### ACTIVITY
Give back every entry below, exactly as written.

### PROVIDED DATA

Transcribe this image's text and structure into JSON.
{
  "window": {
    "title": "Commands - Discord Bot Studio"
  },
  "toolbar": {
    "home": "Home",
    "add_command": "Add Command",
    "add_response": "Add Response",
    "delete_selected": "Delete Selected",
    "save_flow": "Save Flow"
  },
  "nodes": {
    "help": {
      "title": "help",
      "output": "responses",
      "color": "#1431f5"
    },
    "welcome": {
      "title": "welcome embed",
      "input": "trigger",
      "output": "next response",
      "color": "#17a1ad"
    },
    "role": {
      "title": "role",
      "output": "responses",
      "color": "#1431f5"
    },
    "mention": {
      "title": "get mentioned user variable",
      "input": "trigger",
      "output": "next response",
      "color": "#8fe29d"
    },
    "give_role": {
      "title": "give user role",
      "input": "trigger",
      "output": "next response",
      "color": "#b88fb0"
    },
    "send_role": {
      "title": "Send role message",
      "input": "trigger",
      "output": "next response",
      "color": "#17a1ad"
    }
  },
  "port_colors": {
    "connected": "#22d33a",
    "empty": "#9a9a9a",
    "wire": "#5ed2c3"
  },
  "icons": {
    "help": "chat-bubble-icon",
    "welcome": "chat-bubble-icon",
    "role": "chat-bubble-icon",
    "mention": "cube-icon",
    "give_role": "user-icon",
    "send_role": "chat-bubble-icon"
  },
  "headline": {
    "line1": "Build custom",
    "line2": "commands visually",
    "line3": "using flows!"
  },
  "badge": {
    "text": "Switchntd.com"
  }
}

### COMPLETED EXERCISE
Transcribe this image's text and structure into JSON.
{
  "window": {
    "title": "Commands - Discord Bot Studio"
  },
  "toolbar": {
    "home": "Home",
    "add_command": "Add Command",
    "add_response": "Add Response",
    "delete_selected": "Delete Selected",
    "save_flow": "Save Flow"
  },
  "nodes": {
    "help": {
      "title": "help",
      "output": "responses",
      "color": "#1431f5"
    },
    "welcome": {
      "title": "welcome embed",
      "input": "trigger",
      "output": "next response",
      "color": "#17a1ad"
    },
    "role": {
      "title": "role",
      "output": "responses",
      "color": "#1431f5"
    },
    "mention": {
      "title": "get mentioned user variable",
      "input": "trigger",
      "output": "next response",
      "color": "#8fe29d"
    },
    "give_role": {
      "title": "give user role",
      "input": "trigger",
      "output": "next response",
      "color": "#b88fb0"
    },
    "send_role": {
      "title": "Send role message",
      "input": "trigger",
      "output": "next response",
      "color": "#17a1ad"
    }
  },
  "port_colors": {
    "connected": "#22d33a",
    "empty": "#9a9a9a",
    "wire": "#5ed2c3"
  },
  "icons": {
    "help": "chat-bubble-icon",
    "welcome": "chat-bubble-icon",
    "role": "chat-bubble-icon",
    "mention": "cube-icon",
    "give_role": "user-icon",
    "send_role": "chat-bubble-icon"
  },
  "headline": {
    "line1": "Build custom",
    "line2": "commands visually",
    "line3": "using flows!"
  },
  "badge": {
    "text": "Switchntd.com"
  }
}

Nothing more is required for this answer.